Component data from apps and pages
....
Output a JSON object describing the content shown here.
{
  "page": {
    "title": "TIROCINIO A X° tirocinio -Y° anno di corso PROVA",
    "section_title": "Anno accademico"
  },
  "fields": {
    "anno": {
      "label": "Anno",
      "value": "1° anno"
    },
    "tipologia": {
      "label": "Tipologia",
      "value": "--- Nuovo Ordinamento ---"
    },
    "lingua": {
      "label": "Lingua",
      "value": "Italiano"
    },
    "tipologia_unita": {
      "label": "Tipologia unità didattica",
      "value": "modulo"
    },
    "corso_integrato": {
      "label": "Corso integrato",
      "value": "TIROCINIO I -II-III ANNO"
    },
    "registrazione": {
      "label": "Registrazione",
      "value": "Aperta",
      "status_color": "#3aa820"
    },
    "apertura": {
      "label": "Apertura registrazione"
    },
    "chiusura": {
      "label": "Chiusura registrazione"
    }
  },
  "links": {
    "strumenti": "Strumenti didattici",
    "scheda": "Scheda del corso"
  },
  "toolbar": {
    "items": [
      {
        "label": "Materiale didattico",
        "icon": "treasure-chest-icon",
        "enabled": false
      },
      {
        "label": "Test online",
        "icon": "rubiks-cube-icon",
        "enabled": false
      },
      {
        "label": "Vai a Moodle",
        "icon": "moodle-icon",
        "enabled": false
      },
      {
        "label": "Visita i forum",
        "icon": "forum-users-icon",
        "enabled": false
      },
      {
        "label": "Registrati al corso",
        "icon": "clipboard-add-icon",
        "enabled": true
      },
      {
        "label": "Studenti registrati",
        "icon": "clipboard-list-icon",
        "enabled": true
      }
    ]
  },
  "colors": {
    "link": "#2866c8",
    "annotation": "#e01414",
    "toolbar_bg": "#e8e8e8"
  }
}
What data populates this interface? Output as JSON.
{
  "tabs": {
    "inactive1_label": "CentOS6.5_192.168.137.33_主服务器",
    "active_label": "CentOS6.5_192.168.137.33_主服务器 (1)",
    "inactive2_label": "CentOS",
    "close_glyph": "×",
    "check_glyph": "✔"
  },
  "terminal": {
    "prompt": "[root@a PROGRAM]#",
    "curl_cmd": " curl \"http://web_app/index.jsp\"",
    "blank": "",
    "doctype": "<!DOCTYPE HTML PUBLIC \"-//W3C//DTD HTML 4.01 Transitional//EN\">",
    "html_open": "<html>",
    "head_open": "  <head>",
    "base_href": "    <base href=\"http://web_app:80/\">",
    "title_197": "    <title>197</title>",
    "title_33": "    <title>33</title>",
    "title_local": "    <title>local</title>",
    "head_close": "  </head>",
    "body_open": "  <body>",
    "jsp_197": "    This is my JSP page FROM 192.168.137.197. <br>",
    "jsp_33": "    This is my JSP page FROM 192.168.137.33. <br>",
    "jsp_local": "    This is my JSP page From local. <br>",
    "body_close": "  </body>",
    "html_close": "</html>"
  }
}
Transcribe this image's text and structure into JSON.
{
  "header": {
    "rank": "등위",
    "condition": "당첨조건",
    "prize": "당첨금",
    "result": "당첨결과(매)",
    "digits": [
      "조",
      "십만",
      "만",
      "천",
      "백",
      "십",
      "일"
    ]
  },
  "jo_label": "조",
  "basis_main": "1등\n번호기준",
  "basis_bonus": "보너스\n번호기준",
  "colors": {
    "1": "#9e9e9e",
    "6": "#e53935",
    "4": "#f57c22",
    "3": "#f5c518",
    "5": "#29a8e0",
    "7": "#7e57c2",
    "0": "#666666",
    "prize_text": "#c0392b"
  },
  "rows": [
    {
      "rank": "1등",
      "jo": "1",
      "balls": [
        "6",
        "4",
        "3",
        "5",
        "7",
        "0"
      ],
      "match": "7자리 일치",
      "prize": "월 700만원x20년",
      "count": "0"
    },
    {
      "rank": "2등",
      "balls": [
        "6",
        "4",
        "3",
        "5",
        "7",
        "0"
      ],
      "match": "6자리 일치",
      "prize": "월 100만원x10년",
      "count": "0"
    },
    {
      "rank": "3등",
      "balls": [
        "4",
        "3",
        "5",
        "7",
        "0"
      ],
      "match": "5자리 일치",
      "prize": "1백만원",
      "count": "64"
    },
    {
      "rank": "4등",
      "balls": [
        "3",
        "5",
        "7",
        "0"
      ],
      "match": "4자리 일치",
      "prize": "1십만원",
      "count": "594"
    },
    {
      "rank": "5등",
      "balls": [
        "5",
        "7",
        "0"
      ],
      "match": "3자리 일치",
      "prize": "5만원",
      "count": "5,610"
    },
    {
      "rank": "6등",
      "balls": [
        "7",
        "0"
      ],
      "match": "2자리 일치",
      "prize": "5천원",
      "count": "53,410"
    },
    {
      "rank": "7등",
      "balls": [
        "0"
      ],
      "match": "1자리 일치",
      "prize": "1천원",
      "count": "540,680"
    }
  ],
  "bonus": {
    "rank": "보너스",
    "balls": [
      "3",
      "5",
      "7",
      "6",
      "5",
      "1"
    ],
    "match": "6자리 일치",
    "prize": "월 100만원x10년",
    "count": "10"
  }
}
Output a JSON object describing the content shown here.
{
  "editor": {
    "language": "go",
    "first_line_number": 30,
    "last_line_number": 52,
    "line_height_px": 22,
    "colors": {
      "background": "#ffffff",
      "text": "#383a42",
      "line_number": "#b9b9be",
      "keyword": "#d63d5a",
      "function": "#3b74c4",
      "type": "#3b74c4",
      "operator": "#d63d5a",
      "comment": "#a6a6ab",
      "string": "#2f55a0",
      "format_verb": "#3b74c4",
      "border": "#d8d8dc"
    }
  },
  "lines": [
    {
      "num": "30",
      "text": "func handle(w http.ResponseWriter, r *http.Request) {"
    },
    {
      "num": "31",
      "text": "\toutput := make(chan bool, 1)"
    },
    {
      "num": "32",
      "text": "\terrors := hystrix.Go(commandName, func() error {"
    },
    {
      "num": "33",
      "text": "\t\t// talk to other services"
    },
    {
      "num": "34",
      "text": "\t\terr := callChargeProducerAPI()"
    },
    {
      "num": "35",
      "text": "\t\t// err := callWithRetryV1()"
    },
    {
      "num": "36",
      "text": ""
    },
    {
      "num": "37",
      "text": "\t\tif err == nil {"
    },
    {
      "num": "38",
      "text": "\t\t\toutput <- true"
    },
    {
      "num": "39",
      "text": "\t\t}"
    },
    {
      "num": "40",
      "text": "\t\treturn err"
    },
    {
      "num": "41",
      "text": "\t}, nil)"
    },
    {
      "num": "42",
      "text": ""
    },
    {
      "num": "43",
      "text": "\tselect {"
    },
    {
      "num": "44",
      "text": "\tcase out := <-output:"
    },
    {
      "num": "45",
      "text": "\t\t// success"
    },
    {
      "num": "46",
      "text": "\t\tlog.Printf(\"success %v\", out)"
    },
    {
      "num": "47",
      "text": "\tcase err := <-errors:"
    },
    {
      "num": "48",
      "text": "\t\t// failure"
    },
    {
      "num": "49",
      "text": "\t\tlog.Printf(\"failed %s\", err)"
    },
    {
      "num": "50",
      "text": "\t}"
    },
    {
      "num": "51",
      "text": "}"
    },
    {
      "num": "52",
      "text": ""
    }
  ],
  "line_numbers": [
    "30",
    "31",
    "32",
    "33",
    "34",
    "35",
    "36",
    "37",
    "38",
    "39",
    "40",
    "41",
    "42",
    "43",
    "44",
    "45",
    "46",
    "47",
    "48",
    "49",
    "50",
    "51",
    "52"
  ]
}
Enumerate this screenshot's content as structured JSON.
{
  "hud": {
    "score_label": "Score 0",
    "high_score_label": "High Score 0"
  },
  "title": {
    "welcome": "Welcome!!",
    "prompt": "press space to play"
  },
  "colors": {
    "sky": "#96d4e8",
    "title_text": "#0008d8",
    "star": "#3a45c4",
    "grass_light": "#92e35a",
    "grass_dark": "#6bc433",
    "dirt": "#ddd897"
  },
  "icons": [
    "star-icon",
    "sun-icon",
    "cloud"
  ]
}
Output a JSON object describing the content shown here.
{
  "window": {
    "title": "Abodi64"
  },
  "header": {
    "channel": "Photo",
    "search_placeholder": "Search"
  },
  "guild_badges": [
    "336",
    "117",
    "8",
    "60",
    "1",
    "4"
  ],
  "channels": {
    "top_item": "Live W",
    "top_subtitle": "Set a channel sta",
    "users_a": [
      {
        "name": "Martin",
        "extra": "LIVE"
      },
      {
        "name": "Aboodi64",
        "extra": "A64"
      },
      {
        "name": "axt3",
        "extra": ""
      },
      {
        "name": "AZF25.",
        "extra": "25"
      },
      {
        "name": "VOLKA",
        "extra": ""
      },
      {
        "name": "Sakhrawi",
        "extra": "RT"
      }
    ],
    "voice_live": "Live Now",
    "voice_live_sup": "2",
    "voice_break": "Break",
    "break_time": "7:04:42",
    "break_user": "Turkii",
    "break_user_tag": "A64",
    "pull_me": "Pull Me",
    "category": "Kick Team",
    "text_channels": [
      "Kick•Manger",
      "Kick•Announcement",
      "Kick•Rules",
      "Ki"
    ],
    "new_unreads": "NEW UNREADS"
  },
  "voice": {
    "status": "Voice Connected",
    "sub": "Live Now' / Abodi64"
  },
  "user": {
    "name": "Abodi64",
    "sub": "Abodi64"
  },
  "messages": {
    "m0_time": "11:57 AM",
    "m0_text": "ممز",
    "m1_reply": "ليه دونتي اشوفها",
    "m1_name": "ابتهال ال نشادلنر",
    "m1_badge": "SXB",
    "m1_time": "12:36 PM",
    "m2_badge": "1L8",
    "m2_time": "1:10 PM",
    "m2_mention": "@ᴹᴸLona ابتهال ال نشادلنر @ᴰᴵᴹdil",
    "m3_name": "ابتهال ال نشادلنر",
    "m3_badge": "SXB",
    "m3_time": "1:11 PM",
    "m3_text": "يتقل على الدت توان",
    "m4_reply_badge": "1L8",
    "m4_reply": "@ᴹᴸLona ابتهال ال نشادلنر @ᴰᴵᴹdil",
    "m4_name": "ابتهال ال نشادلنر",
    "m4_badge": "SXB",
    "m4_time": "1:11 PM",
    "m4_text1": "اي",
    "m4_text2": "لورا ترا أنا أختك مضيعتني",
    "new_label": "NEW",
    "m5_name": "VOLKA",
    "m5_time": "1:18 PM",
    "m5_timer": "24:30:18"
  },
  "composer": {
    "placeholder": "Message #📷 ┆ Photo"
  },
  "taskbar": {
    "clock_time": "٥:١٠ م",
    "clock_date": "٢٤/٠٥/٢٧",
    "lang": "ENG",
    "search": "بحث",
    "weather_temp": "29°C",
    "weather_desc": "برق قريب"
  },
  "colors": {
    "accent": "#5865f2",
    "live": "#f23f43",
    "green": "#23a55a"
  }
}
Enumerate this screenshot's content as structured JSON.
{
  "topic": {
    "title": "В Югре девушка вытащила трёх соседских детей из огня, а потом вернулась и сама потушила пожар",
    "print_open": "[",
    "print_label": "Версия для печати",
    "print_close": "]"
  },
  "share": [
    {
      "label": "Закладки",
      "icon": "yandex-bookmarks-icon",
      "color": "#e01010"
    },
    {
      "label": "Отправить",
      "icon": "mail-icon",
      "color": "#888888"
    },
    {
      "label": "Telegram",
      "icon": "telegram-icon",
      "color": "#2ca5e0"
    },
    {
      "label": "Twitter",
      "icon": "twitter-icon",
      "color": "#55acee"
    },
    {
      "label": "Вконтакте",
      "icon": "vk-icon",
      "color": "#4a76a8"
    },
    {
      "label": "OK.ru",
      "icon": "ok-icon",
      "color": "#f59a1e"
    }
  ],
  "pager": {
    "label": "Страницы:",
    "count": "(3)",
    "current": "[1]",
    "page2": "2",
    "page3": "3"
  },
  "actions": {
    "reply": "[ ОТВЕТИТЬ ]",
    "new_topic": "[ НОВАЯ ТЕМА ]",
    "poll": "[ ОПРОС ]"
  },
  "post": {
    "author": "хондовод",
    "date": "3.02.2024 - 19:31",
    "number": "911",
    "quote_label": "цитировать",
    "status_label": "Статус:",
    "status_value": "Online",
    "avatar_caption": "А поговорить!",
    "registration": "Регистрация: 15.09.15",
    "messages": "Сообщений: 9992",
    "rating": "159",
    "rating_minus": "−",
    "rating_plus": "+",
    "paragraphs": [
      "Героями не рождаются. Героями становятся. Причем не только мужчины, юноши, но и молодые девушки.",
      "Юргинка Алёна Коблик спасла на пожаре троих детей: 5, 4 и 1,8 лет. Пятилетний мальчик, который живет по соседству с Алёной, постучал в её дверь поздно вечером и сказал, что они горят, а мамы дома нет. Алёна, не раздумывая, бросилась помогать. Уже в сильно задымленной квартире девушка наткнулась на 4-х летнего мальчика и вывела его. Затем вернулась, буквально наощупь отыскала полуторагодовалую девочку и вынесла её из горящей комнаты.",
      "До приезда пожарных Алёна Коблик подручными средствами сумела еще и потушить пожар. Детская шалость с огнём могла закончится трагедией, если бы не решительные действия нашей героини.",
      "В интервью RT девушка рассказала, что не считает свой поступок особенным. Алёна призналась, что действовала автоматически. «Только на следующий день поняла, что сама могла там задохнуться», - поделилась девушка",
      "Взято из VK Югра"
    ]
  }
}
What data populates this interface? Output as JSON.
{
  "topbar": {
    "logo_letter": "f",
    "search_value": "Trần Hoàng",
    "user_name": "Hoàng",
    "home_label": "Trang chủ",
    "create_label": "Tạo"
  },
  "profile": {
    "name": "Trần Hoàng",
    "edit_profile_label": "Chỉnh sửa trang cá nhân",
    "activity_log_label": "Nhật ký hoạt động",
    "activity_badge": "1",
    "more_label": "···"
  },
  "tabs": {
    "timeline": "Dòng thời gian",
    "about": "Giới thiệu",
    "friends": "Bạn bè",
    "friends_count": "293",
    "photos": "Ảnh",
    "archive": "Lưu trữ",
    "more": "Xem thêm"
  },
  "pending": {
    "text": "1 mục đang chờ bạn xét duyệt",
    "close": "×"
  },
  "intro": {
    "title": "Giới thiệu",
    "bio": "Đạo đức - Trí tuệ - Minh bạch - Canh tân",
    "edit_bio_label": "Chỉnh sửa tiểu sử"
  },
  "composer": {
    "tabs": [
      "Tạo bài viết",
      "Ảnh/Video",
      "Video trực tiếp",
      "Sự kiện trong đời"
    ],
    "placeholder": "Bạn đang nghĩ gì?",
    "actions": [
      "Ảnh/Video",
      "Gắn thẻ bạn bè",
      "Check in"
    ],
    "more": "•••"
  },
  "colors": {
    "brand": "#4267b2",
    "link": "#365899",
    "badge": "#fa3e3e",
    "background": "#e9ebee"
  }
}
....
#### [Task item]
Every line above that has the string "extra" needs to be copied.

#### [Exercise response]
        "extra": "LIVE"
        "extra": "A64"
        "extra": ""
        "extra": "25"
        "extra": ""
        "extra": "RT"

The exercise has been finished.